A few days ago I continued my exploration of Melbourne with a wander around Treasury Gardens and the adjoining  Fitzroy Gardens. It was very pleasant! Lots of huge trees, birds, and other folks enjoying a bit of greenery.

Treasury Gardens, just off Spring St. (click to enlarge pics)

Local wildlife: office workers taking lunchtime naps

Over the road to Fitzroy Gardens

The Conservatory, full of colourful flowers and talkative tourists

Ducks on patrol! 'Wood ducks' according to my Field Guide phone app.

A cool old tree, with St Patrick's spire in the distance

Sunday, October 21, 2012

In my natural habitat

Yesterday I spent my Saturday afternoon at the library. ;)
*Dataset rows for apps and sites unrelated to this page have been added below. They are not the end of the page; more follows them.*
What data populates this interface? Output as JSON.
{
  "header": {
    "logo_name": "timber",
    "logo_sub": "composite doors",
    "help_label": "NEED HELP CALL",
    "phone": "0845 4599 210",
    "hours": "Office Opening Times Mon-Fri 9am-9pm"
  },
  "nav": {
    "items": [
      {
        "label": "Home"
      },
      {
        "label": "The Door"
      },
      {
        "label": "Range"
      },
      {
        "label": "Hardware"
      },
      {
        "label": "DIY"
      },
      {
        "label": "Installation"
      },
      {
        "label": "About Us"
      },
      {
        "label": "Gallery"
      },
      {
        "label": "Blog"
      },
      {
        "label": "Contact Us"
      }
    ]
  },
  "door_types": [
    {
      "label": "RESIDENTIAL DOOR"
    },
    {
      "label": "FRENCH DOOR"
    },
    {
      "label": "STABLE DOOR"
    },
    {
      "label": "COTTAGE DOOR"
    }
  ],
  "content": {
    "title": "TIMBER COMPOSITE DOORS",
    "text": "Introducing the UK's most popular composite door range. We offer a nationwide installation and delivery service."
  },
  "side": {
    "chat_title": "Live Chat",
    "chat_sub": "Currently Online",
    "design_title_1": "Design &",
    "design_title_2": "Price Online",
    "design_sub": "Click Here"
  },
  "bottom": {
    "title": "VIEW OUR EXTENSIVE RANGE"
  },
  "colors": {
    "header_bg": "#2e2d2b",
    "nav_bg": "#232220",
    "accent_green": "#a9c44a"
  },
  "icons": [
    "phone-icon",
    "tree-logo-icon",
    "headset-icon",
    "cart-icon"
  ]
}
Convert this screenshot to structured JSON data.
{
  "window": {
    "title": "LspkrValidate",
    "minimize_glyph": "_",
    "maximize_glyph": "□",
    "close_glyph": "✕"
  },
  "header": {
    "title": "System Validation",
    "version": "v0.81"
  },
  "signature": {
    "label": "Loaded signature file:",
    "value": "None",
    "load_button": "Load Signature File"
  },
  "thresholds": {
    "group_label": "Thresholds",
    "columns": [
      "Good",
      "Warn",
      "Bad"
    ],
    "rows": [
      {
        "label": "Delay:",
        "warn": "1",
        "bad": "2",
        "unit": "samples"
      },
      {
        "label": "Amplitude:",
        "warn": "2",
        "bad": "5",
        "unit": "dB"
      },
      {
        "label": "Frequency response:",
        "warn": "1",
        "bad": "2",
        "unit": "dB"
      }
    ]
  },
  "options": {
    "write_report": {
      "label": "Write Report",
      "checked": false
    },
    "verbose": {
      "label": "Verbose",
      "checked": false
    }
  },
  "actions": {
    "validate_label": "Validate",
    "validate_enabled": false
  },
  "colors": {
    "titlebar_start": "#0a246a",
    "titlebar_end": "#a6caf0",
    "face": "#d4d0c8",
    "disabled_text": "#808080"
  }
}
I'd visited the State Library before, in my one previous trip to Melbourne, and thought it a very pretty and relaxing place to be. Now that I have more time to explore, I had a proper look around the collections. It's not a lending library - it's more like NZ's National Library, where you use the books etc while you're there, and photocopy/scan whatever you need to take away.

I had lunch on the sunny lawn outside, and then sniffed out where the music scores are kept. It turns out they have their own room! I think there are more scores in storage, that you can ask for if you want them, but the selection on the shelves was pretty good. There were plenty of composers I hadn't heard of, which is always a good sign...

Mmmm, French Baroque!

Medieval goodies...

I had a good rummage through the Baroque-era stuff, hunting down solo soprano pieces I haven't sung before. I ended up photocopying a couple of entertainingly frilly Vivaldi pieces (Nulla in mundo pax sincera, and Amor hai finto), and the two solo Leçons de ténèbres by Couperin. I'd better brush up on my French-style Latin pronunciation... :)

When I was done wrangling the photocopier, I had a wander around some of the other collection rooms and the reading rooms. There were hardly any free seats to be had! I'll have to come back on a weekday, snag a comfy chair, and spend some quality time with the music journals.

One of the reading rooms, with the books around the perimeter
More books upstairs!

The dome in the La Trobe reading room

Pretty fancy!

Love the little green lamps. :)